June 22, 2021
ACSS interviews Ian Matthews, winner of the May SanctionsConnect Sanctions News Quiz. Ian is based in London and is Director, Sanctions and Anti-Bribery & Corruption in the Corporate & Institutional Banking division of National Australia Bank Limited
ACSS: Can you tell us where you work and what you do?
Ian Matthews: I work for National Australia Bank in London. I am in the first line financial crime advisory team specializing in sanctions compliance and ABC in the Corporate & Institutional Banking division.
ACSS: Can you give us a sense of what a typical day looks like for you?
Ian Matthews: I am part of a wider, global team, so a lot of time is spent managing a diverse internal network on things such as governance, policy development and providing ad hoc guidance. About half my day is spent working with NAB’s front-line businesses on specific questions that arise from our customer operations – be they screening alerts, sanctions CDD/EDD, adverse news monitoring or new transactions.
ACSS: How did you get into the sanctions field?
Ian Matthews: Accidentally, rather than by planning. I was previously a correspondent banker for a UK bank and dealt with customers across Europe, Middle East, Africa and Asia at a time when my former employer was having its own discussions with OFAC. 6 years spent working in Dubai completed my immersive experience in the world of sanctions. I joined NAB as a correspondent banker but was invited to join the sanctions advisory team after 4 years when they wanted to enhance the team with some European- and business-centric skills. The last three years have had a steep learning curve!
ACSS: How long have you been a member of ACSS and what is the experience so far?
Ian Matthews: I joined ACSS when the London Chapter was set up last year. I enjoy the fact that its sole focus is on sanctions, as sanctions often appears only as an add-on to AML in many other professional groups. This means members have more in common, as well as have a greater diversity of backgrounds from across all sorts of industry sectors.
ACSS: What do you find challenging in your work as a sanctions officer?
Ian Matthews: I am a natural conciliator and always try to find the middle ground. There are times in our work when we need to stand firm and just say “no” – I find that difficult. On the other hand, it means I really try and get to grips with all the arguments before saying no, and that means I can be more confident in my decision or advice. Hopefully this means I have a reputation as a facilitator and that – when I raise objections – they get listened to.
ACSS: What is your tip for other ACSS members who work in sanctions?
Ian Matthews: Do your homework, stay informed and stand your ground if you need to.
ACSS: Do you have a mentor in the sanctions field? Who is it?

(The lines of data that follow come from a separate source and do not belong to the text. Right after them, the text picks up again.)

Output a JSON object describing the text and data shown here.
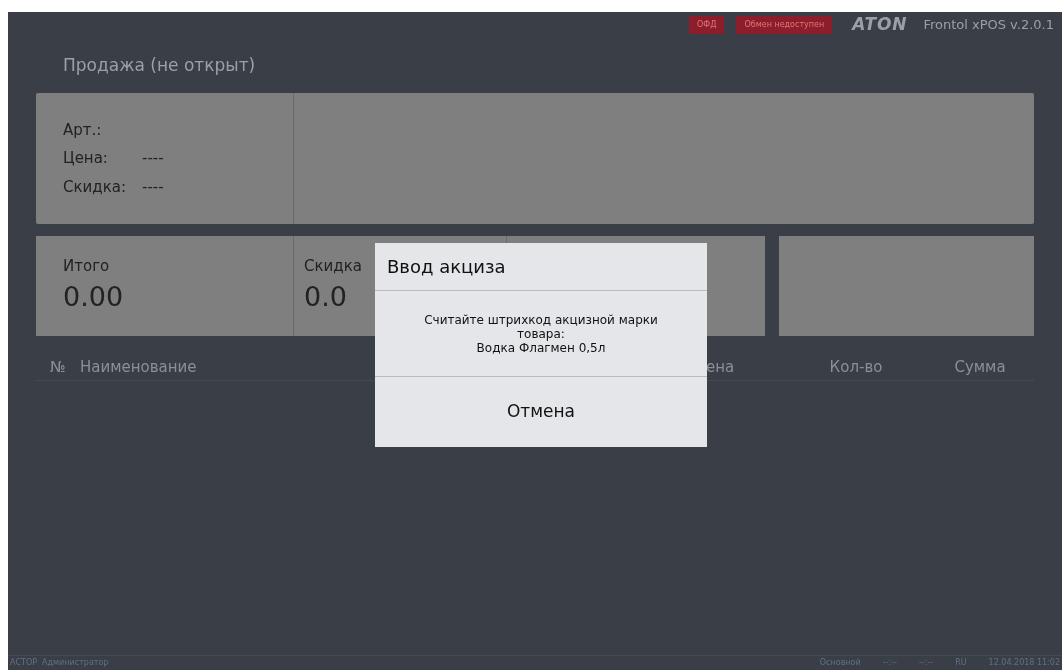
{
  "header": {
    "badges": [
      "ОФД",
      "Обмен недоступен"
    ],
    "logo": "ATON",
    "version": "Frontol xPOS v.2.0.1"
  },
  "title": "Продажа (не открыт)",
  "item_info": [
    {
      "label": "Арт.:"
    },
    {
      "label": "Цена:",
      "value": "----"
    },
    {
      "label": "Скидка:",
      "value": "----"
    }
  ],
  "totals": [
    {
      "label": "Итого",
      "value": "0.00"
    },
    {
      "label": "Скидка",
      "value": "0.0"
    }
  ],
  "table": {
    "columns": [
      "№",
      "Наименование",
      "ена",
      "Кол-во",
      "Сумма"
    ]
  },
  "dialog": {
    "title": "Ввод акциза",
    "message": "Считайте штрихкод акцизной марки товара:",
    "product": "Водка Флагмен 0,5л",
    "button": "Отмена"
  },
  "status_bar": {
    "left": [
      "АСТОР",
      "Администратор"
    ],
    "right": [
      "Основной",
      "--:--",
      "--:--",
      "RU",
      "12.04.2018 11:02"
    ]
  }
}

Ian Matthews: I have two, but I will not embarrass them by naming them – they don’t know they are my mentors! One is a colleague who has helped me convert from being a correspondent banker to a sanctions specialist by acting as a ‘second pair of eyes’ and picking up the tricky decisions in the early months. The other is a leading expert globally in sanctions compliance in a particular industry – he must dread me suggesting a coffee and a chat, as all I seem to do is draw down on his knowledge.

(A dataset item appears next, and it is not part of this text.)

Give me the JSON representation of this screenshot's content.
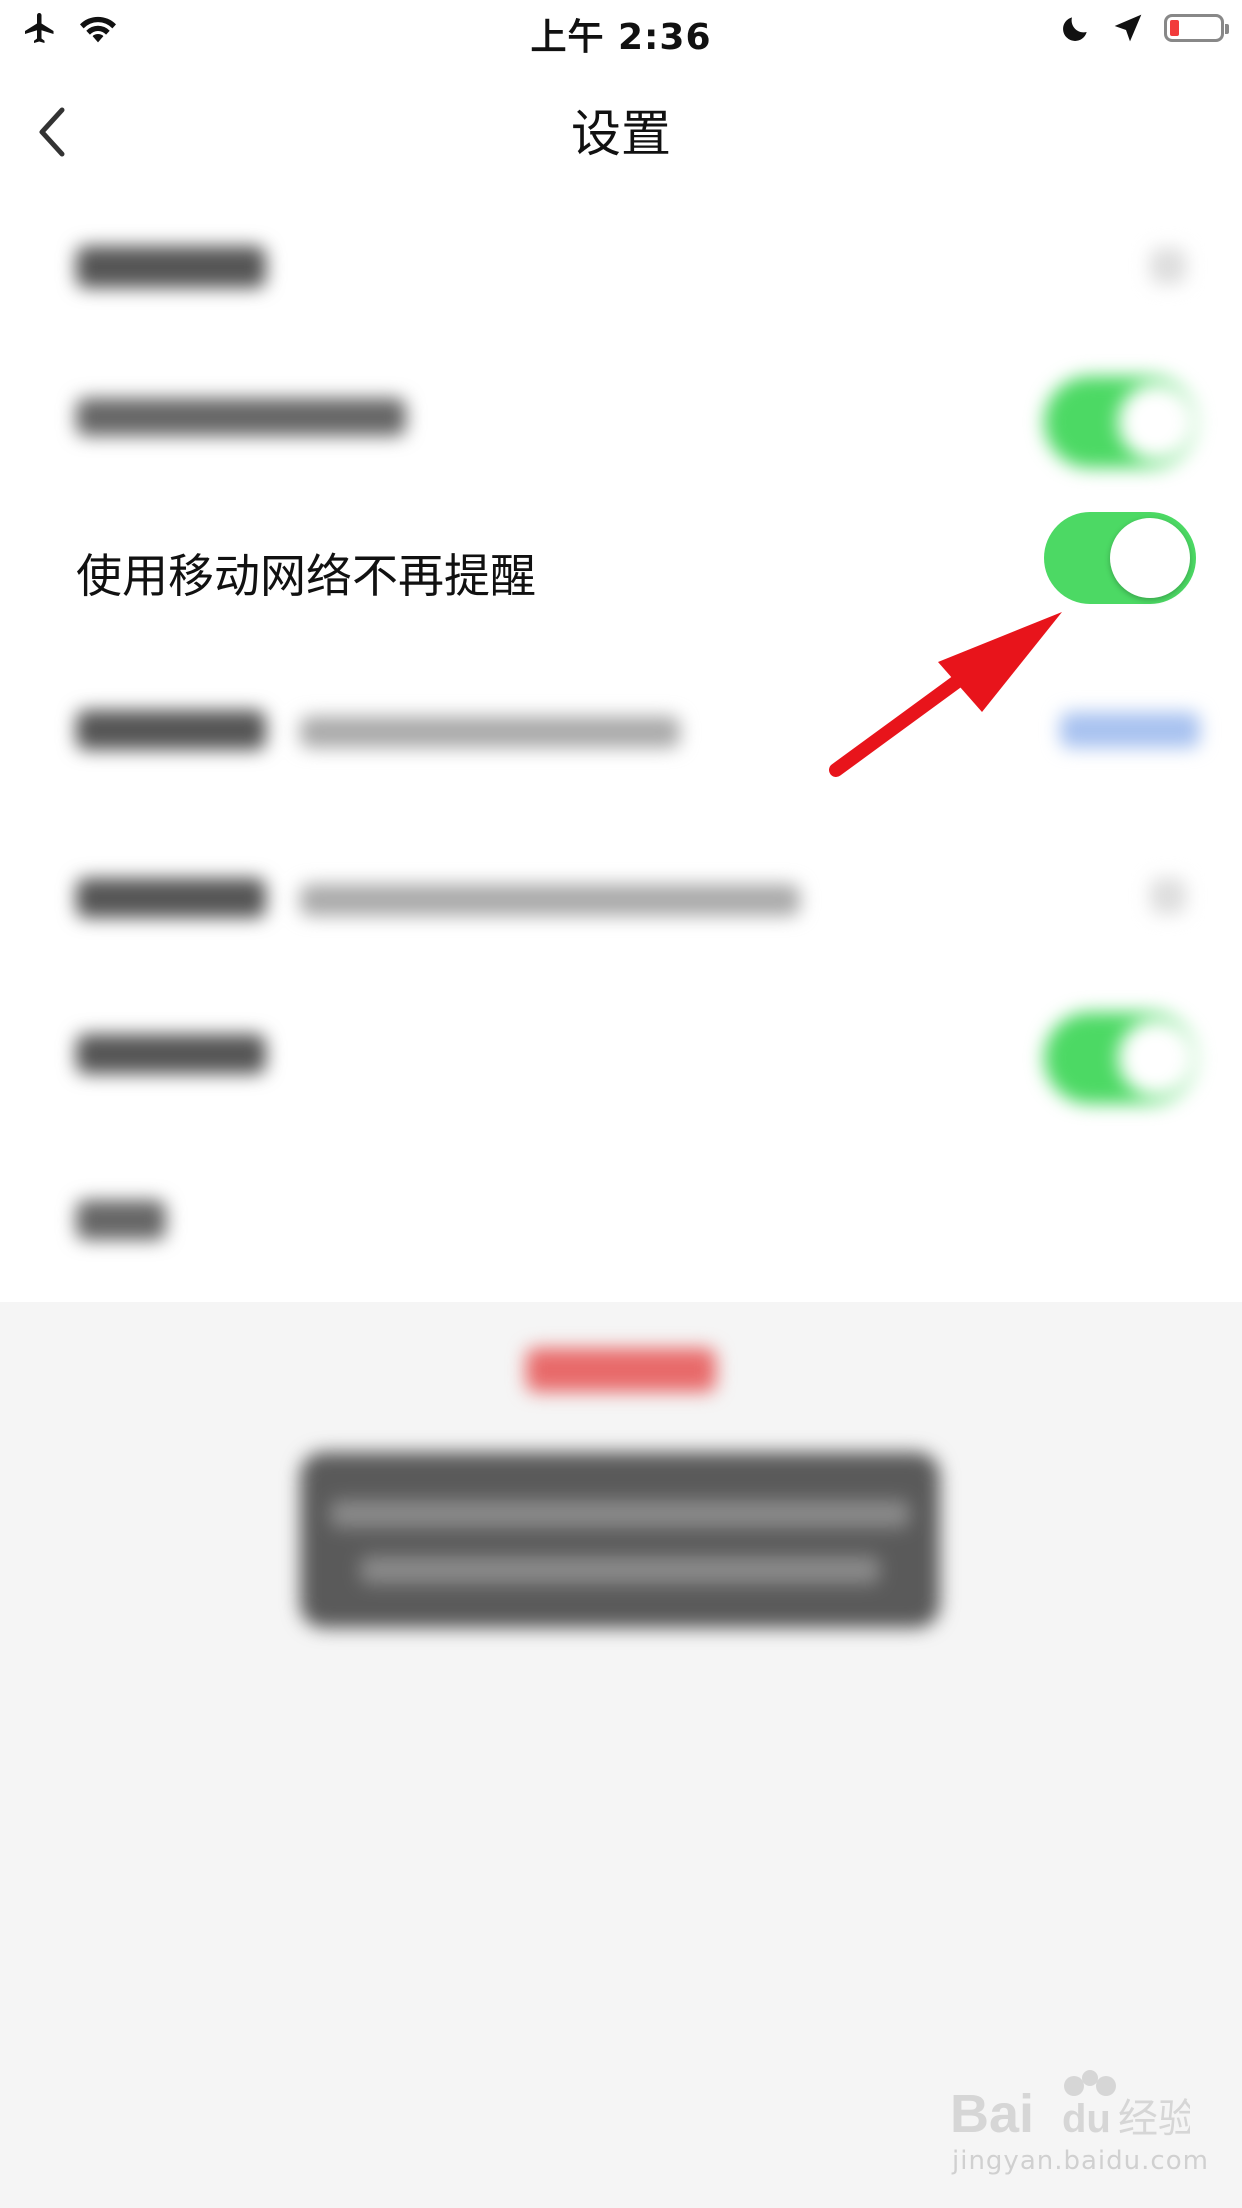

ACSS: Are you CSS certified or considering becoming CSS certified?
Ian Matthews: I have only recently joined the ACSS and am not yet certified. I have done a couple of other qualifications before joining ACSS and will certainly consider this qualification during my next round of development reviews.